The Buzzfeed article also accused Costolo of secretly censoring abusive tweets directed at President Obama during a question-and-answer on the site.At the time, Costolo called the article and that accusation "total nonsense and laughably false as anybody who would speak on the record would tell you. Absurd," he wrote in a tweet. "Shows a lack of understanding of the very basics of how trust and safety works at Twitter. Sensationalist nonsense."

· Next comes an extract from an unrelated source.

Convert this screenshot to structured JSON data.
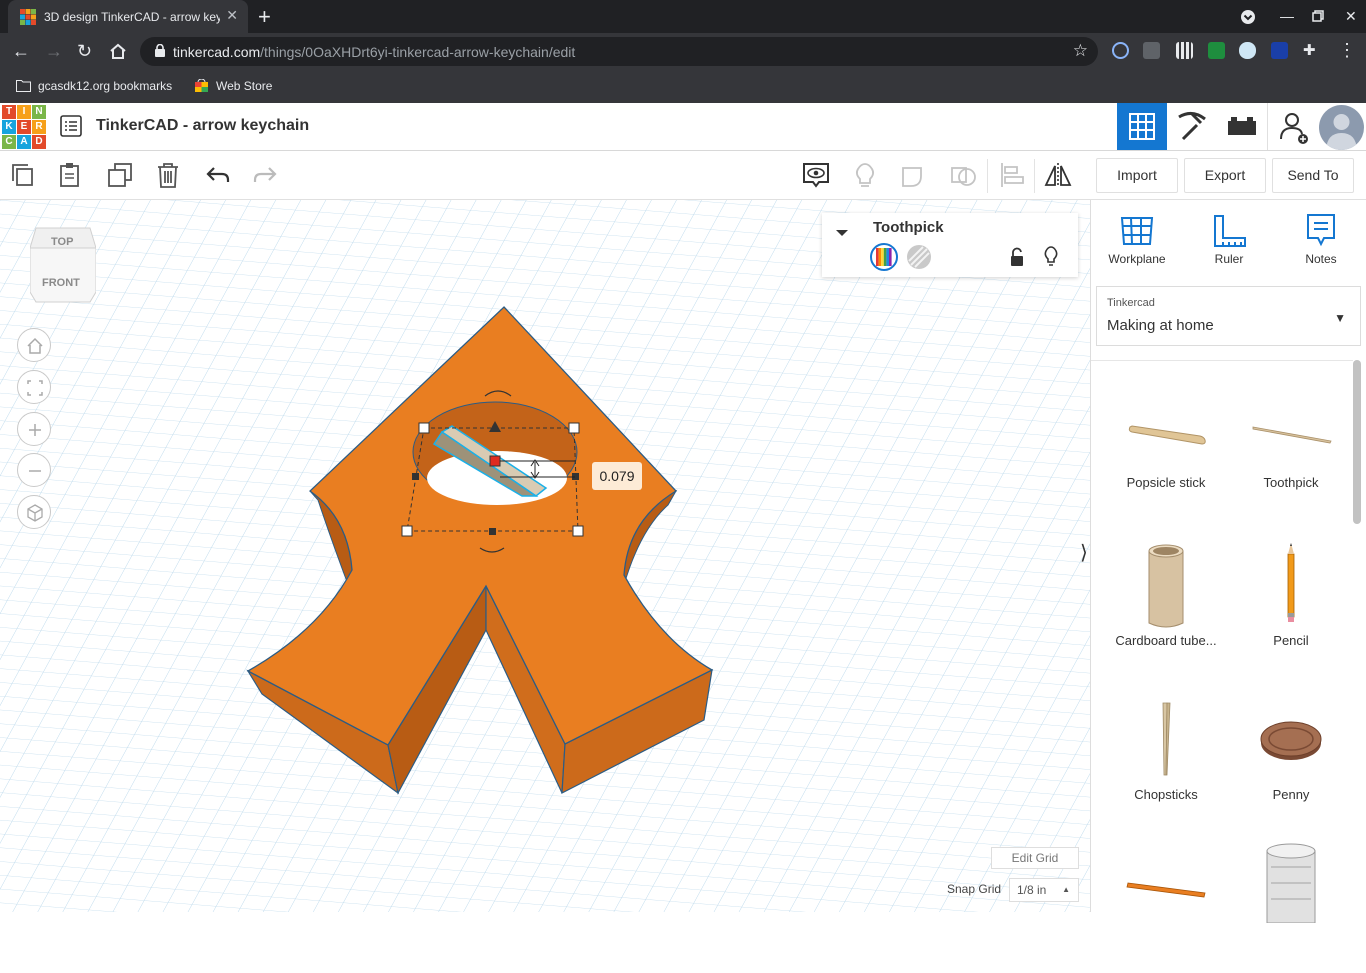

But today, with a new president at the helm who loves to tweet outlandish and provably false things, and who often uses Twitter to call his perceived foes out by name, Costolo is more introspective about abuse on the social network.He told the crowd at Upfront that he now thinks Twitter could address the abuse problem having staffers manually curate tweets to emphasizing genuinely authoritative people and their opinions instead of magnifying hyperbole, Primack reports.Costolo left the CEO job in mid-2015, replaced by Twitter co-founder Jack Dorsey. He is now working on a health tech startup.